Electric Items: Keep them away from water! No hair dryers, curling irons, etc near the tub.
Non-Slip Strips and Mats: It’s a good idea to keep these in the tub to help prevent falls. I always help my daughter get in and out the tub too by holding her hand or arm. If you do use a mat, make sure it is secured to the tub floor. Also remind kids to stay on their bottoms in the tub and not stand up.
Watchful Eyes: You’ve heard it before, but I will say it again. Never, ever leave a small child or infant alone in a tub. Even for a second. Bath seats for babies are not substitutes for parents either; don’t rely on them to keep your baby safe. Kids can drown in very little water. Sometimes I will read a magazine by the bath while my daughter plays in the tub. I think she could stay in there for hours!
Slippery Surfaces and Rugs: Take care helping your young kids out of the tub. Bathroom floors are slippery and rugs can slip too. As I mentioned above, I always help my daughter in and out of the tub.
Medications and Cleaning Supplies: Keep ’em locked up and out of reach and sight of the kids.
Toilet Seats: It’s a good idea to keep them closed when you have very young kids in the house. Some parents choose to put locks on them too to help prevent a drowning accident.
Bath Toys: Throw out any with obvious mold and keep the other ones clean and dry. We use a hanging onion basket to store ours so they can drip dry. You can clean bath toys with vinegar or dish soap. The “squirters” or any rubber toy with a hole on the bottom need special attention to prevent yucky mold. One option is to plug the holes with a hot glue gun. At the very least, make sure they are all squirted out before storing them.
Have a Plan: Know the basics of CPR. You can read about it online but it is best to take a class if you can. Make sure a responsible adult is watching your kids in the bathtub and knows it is their responsibility to do so. Know the number for National Poison Control and memorize it (1-800-222-1222-it’s easy!) or keep it handy (I have it in my cell phone).

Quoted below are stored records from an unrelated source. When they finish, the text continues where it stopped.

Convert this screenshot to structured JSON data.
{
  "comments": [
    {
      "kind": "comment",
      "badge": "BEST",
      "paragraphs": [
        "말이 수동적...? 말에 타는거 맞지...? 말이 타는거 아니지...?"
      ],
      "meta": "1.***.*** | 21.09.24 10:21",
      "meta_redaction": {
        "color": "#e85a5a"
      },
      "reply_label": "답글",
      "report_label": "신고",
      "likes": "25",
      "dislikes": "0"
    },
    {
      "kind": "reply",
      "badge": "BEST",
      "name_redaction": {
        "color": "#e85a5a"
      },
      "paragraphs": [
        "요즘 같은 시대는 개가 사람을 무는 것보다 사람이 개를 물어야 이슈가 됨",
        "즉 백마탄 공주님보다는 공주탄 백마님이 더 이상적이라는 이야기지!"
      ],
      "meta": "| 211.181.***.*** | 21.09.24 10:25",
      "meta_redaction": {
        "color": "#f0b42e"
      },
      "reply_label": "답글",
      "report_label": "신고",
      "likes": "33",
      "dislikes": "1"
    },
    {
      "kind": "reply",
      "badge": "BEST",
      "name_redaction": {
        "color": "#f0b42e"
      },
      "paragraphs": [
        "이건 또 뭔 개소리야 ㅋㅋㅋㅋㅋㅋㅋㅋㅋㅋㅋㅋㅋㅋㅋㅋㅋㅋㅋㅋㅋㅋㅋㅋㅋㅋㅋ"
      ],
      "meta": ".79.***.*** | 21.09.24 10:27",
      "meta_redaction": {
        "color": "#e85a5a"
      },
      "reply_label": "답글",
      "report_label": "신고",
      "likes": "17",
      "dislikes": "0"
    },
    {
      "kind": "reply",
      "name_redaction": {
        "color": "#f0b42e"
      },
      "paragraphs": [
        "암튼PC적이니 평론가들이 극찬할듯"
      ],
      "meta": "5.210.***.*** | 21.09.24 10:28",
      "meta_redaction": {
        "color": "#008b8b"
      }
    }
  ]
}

Most importantly, keep bath time fun and safe!
Do you have any bath tips you would like to share? Let us know how you keep your bathroom safe in the comments!